Osteoarthritis (OA), the painful and often debilitating disease in which cartilage breaks down until it can no longer serve its function as a cushion between the bones, is the most common underlying condition that brings patients to Hospital for Special Surgery. For decades, our scientists have conducted research to better understand the disease. While the symptoms of OA are well-known, scientists are still uncovering its root causes. The only cure for advanced OA remains joint replacement.

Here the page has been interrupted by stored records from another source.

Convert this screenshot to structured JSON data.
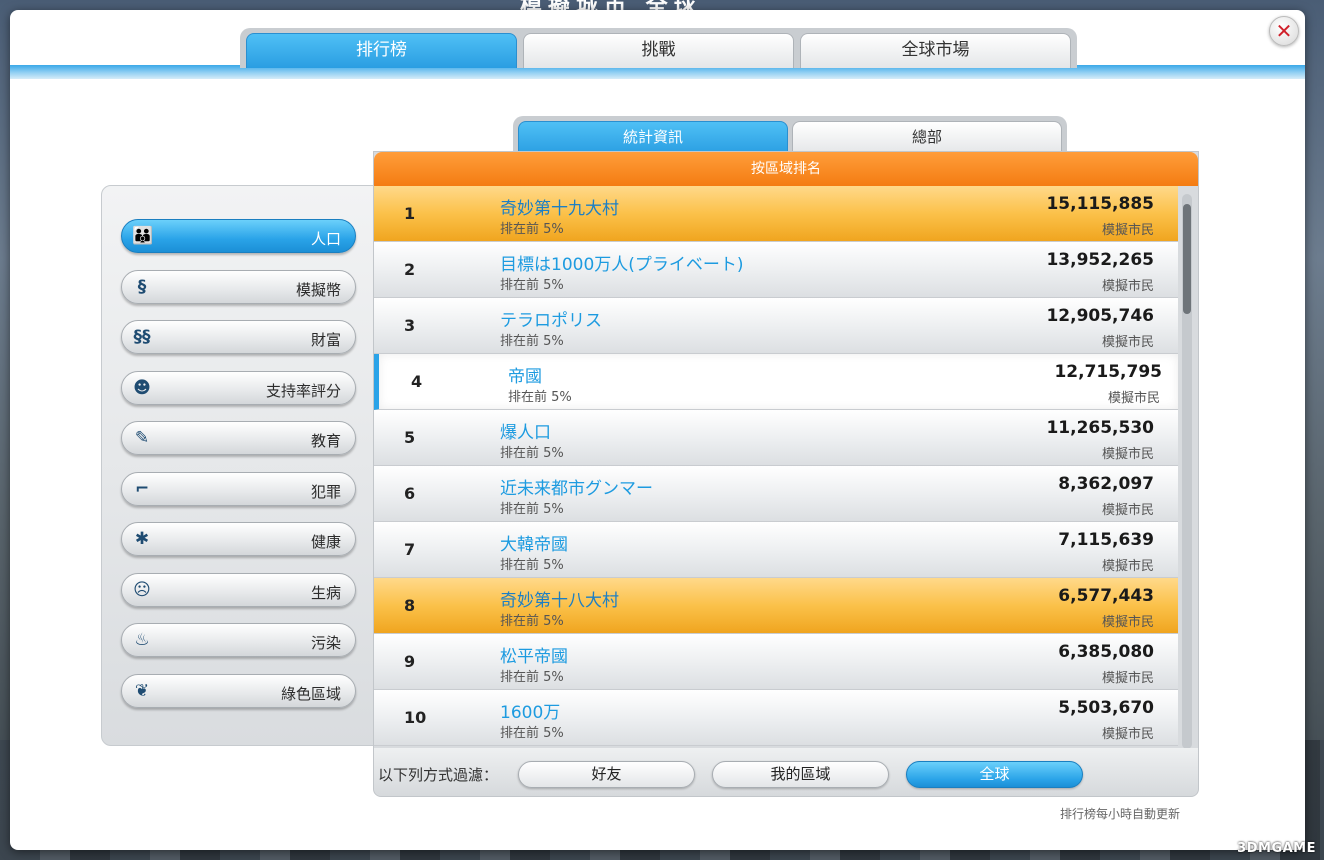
{
  "bg_title": "模擬城市 全球",
  "close_glyph": "✕",
  "top_tabs": [
    {
      "label": "排行榜",
      "active": true
    },
    {
      "label": "挑戰",
      "active": false
    },
    {
      "label": "全球市場",
      "active": false
    }
  ],
  "sub_tabs": [
    {
      "label": "統計資訊",
      "active": true
    },
    {
      "label": "總部",
      "active": false
    }
  ],
  "categories": [
    {
      "label": "人口",
      "icon": "population-icon",
      "glyph": "👪",
      "active": true
    },
    {
      "label": "模擬幣",
      "icon": "simoleon-icon",
      "glyph": "§",
      "active": false
    },
    {
      "label": "財富",
      "icon": "wealth-icon",
      "glyph": "§§",
      "active": false
    },
    {
      "label": "支持率評分",
      "icon": "approval-smiley-icon",
      "glyph": "☻",
      "active": false
    },
    {
      "label": "教育",
      "icon": "education-book-icon",
      "glyph": "✎",
      "active": false
    },
    {
      "label": "犯罪",
      "icon": "crime-gun-icon",
      "glyph": "⌐",
      "active": false
    },
    {
      "label": "健康",
      "icon": "health-star-of-life-icon",
      "glyph": "✱",
      "active": false
    },
    {
      "label": "生病",
      "icon": "sick-face-icon",
      "glyph": "☹",
      "active": false
    },
    {
      "label": "污染",
      "icon": "pollution-smokestack-icon",
      "glyph": "♨",
      "active": false
    },
    {
      "label": "綠色區域",
      "icon": "green-leaf-icon",
      "glyph": "❦",
      "active": false
    }
  ],
  "list_header": "按區域排名",
  "rows": [
    {
      "rank": "1",
      "city": "奇妙第十九大村",
      "sub": "排在前 5%",
      "value": "15,115,885",
      "unit": "模擬市民",
      "style": "gold"
    },
    {
      "rank": "2",
      "city": "目標は1000万人(プライベート)",
      "sub": "排在前 5%",
      "value": "13,952,265",
      "unit": "模擬市民",
      "style": "normal"
    },
    {
      "rank": "3",
      "city": "テラロポリス",
      "sub": "排在前 5%",
      "value": "12,905,746",
      "unit": "模擬市民",
      "style": "normal"
    },
    {
      "rank": "4",
      "city": "帝國",
      "sub": "排在前 5%",
      "value": "12,715,795",
      "unit": "模擬市民",
      "style": "selected"
    },
    {
      "rank": "5",
      "city": "爆人口",
      "sub": "排在前 5%",
      "value": "11,265,530",
      "unit": "模擬市民",
      "style": "normal"
    },
    {
      "rank": "6",
      "city": "近未来都市グンマー",
      "sub": "排在前 5%",
      "value": "8,362,097",
      "unit": "模擬市民",
      "style": "normal"
    },
    {
      "rank": "7",
      "city": "大韓帝國",
      "sub": "排在前 5%",
      "value": "7,115,639",
      "unit": "模擬市民",
      "style": "normal"
    },
    {
      "rank": "8",
      "city": "奇妙第十八大村",
      "sub": "排在前 5%",
      "value": "6,577,443",
      "unit": "模擬市民",
      "style": "gold"
    },
    {
      "rank": "9",
      "city": "松平帝國",
      "sub": "排在前 5%",
      "value": "6,385,080",
      "unit": "模擬市民",
      "style": "normal"
    },
    {
      "rank": "10",
      "city": "1600万",
      "sub": "排在前 5%",
      "value": "5,503,670",
      "unit": "模擬市民",
      "style": "normal"
    }
  ],
  "filter": {
    "label": "以下列方式過濾：",
    "options": [
      {
        "label": "好友",
        "active": false
      },
      {
        "label": "我的區域",
        "active": false
      },
      {
        "label": "全球",
        "active": true
      }
    ]
  },
  "footer_note": "排行榜每小時自動更新",
  "watermark": "3DMGAME",
  "colors": {
    "accent_blue": "#2aa3e8",
    "header_orange": "#f47c12",
    "gold_row": "#fbc14a",
    "city_link": "#1d9be0",
    "close_red": "#d0202a"
  }
}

An interdisciplinary team of HSS scientists and physicians investigates how OA works, with the goal of developing methods of prevention and, ultimately, a cure. More than 350 clinicians, clinical investigators, and basic scientists across the Department of Orthopedics, the Division of Rheumatology, and the Research Division at HSS are addressing OA on some level, and 15 OA-related research grants are well under way.
In recent years, the Hospital’s OA research efforts have been formalized through the leadership support of the Starr Foundation, Li Ka Shing Foundation, National Institutes of Health, and many other private and public donors who have enabled HSS to establish the Osteoarthritis Initiative – an integrated basic, translational, and clinical research program to advance OA research.
Mary Goldring, PhD, director of the Laboratory for Cartilage Biology and the Ira W. DeCamp Fellow in Musculoskeletal Genetics, examines genetic activity in cartilage along a continuum from normal tissue to progressive OA.
Her goal is to identify targets for therapy to block damage to the cartilage and promote its repair. “We are trying to understand the molecular biology of the cells within the cartilage under normal conditions and how the activities of those cells change when cartilage is damaged,” says Dr. Goldring, who is the recipient of a Director’s Award from the NIH. Her laboratory has uncovered new roles of genes not previously known to act in cartilage, and she and her colleagues are studying the genetic mechanisms that promote the progression of OA.
This research is important because understanding how genes work in a disease is the first step toward developing therapies to prevent the disease from progressing. Follow-up studies may lead to the identification of critical targets for therapy to block the initiation of cartilage damage or even promote cartilage repair with cell-based tissue-engineering approaches.
Today’s magnetic resonance imaging (MRI) techniques in orthopedics – many developed by Hollis G. Potter, MD, chief, Division of MRI and the Coleman Chair in MRI Research – have made it possible for the first time to identify deficiencies in joint tissue following an injury that are associated with the very early onset of osteoarthritis.
With support from the NIH, Dr. Potter uses non-invasive MRI to explore the structural components that allow articular and fibrocartilage to withstand applied force, called “load.” “If you jump from a height onto a flexed knee, such as in a rebound in basketball, you are loading the cartilage in that knee,” explains Dr. Potter.
“Having insight into the ultrastructure of the cartilage is essential in diagnosing OA resulting from trauma or a predisposition to early OA. These imaging techniques also allow us to evaluate the health of the cartilage following surgical repair without performing a surgical biopsy.”
As a clinician-scientist, Scott A. Rodeo, MD, co-chief of the Sports Medicine and Shoulder Service, repairs his patients’ soft tissue injuries. He then takes the challenges he faces in the clinical setting into his basic science laboratory, where he and his colleagues investigate the biology of cartilage.
In one such project, they are evaluating lubricin, an important molecule produced in the joint by cells on the surface of cartilage. “Lubricin adds lubricating capacity to normal joints, helping to reduce wear on cartilage,” says Dr. Rodeo. “In arthritis, this material is often deficient.”
Dr. Rodeo’s lab is collaborating with the Department of Biomedical Engineering at Cornell University to study synthetic materials that are lubricin-like, with the hope that they will help reduce wear on cartilage. If successful, the potential exists for developing a simple, injectable therapy that could help delay the onset of OA.
“Public health data indicate that the prevalence, impact, and economic consequences of osteoarthritis are expected to rise dramatically over the next several decades,” says Steven R. Goldring, MD, chief scientific officer and the Richard L. Menschel Research Chair. “HSS provides a wonderful interactive environment in which dialogues between scientists and physicians help to define the major clinical problems associated with OA and how research can address them.”
Read the full Discovery to Recovery Spring 2013 issue.